*** DATASET ***

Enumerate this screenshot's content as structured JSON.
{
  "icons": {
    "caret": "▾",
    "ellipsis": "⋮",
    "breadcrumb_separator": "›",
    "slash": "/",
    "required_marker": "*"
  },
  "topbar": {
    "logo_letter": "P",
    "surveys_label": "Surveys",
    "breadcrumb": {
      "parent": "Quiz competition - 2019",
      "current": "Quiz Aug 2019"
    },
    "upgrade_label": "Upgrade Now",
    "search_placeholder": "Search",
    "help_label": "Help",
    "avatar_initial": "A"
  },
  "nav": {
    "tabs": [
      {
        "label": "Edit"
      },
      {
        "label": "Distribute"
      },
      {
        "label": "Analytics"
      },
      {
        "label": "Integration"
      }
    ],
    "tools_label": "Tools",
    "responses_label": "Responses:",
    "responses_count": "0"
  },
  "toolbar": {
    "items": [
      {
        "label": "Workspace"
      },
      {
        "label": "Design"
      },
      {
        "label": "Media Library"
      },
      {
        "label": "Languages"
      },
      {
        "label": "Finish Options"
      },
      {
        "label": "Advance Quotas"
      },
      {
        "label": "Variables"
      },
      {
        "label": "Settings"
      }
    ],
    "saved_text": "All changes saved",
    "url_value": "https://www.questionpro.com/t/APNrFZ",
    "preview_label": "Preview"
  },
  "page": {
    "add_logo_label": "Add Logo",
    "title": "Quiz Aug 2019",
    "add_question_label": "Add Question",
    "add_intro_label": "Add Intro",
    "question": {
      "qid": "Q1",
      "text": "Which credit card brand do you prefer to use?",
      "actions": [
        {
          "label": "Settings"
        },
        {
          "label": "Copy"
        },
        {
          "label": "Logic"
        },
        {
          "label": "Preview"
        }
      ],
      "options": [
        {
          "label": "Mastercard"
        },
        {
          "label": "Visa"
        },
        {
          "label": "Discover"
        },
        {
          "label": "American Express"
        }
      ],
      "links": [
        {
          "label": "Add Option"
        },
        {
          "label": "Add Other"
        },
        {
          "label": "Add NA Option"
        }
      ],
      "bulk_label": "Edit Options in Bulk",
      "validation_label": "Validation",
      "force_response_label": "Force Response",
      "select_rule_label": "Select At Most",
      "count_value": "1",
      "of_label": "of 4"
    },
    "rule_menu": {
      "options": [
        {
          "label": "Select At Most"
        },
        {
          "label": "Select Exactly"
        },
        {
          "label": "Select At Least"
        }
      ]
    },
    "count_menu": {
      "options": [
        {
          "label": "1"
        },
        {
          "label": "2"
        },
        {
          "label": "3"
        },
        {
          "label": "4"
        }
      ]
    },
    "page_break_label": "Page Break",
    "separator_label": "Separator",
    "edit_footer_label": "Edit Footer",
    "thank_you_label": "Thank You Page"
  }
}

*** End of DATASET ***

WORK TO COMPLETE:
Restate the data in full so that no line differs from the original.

ANSWER FOR THE TASK:
Enumerate this screenshot's content as structured JSON.
{
  "icons": {
    "caret": "▾",
    "ellipsis": "⋮",
    "breadcrumb_separator": "›",
    "slash": "/",
    "required_marker": "*"
  },
  "topbar": {
    "logo_letter": "P",
    "surveys_label": "Surveys",
    "breadcrumb": {
      "parent": "Quiz competition - 2019",
      "current": "Quiz Aug 2019"
    },
    "upgrade_label": "Upgrade Now",
    "search_placeholder": "Search",
    "help_label": "Help",
    "avatar_initial": "A"
  },
  "nav": {
    "tabs": [
      {
        "label": "Edit"
      },
      {
        "label": "Distribute"
      },
      {
        "label": "Analytics"
      },
      {
        "label": "Integration"
      }
    ],
    "tools_label": "Tools",
    "responses_label": "Responses:",
    "responses_count": "0"
  },
  "toolbar": {
    "items": [
      {
        "label": "Workspace"
      },
      {
        "label": "Design"
      },
      {
        "label": "Media Library"
      },
      {
        "label": "Languages"
      },
      {
        "label": "Finish Options"
      },
      {
        "label": "Advance Quotas"
      },
      {
        "label": "Variables"
      },
      {
        "label": "Settings"
      }
    ],
    "saved_text": "All changes saved",
    "url_value": "https://www.questionpro.com/t/APNrFZ",
    "preview_label": "Preview"
  },
  "page": {
    "add_logo_label": "Add Logo",
    "title": "Quiz Aug 2019",
    "add_question_label": "Add Question",
    "add_intro_label": "Add Intro",
    "question": {
      "qid": "Q1",
      "text": "Which credit card brand do you prefer to use?",
      "actions": [
        {
          "label": "Settings"
        },
        {
          "label": "Copy"
        },
        {
          "label": "Logic"
        },
        {
          "label": "Preview"
        }
      ],
      "options": [
        {
          "label": "Mastercard"
        },
        {
          "label": "Visa"
        },
        {
          "label": "Discover"
        },
        {
          "label": "American Express"
        }
      ],
      "links": [
        {
          "label": "Add Option"
        },
        {
          "label": "Add Other"
        },
        {
          "label": "Add NA Option"
        }
      ],
      "bulk_label": "Edit Options in Bulk",
      "validation_label": "Validation",
      "force_response_label": "Force Response",
      "select_rule_label": "Select At Most",
      "count_value": "1",
      "of_label": "of 4"
    },
    "rule_menu": {
      "options": [
        {
          "label": "Select At Most"
        },
        {
          "label": "Select Exactly"
        },
        {
          "label": "Select At Least"
        }
      ]
    },
    "count_menu": {
      "options": [
        {
          "label": "1"
        },
        {
          "label": "2"
        },
        {
          "label": "3"
        },
        {
          "label": "4"
        }
      ]
    },
    "page_break_label": "Page Break",
    "separator_label": "Separator",
    "edit_footer_label": "Edit Footer",
    "thank_you_label": "Thank You Page"
  }
}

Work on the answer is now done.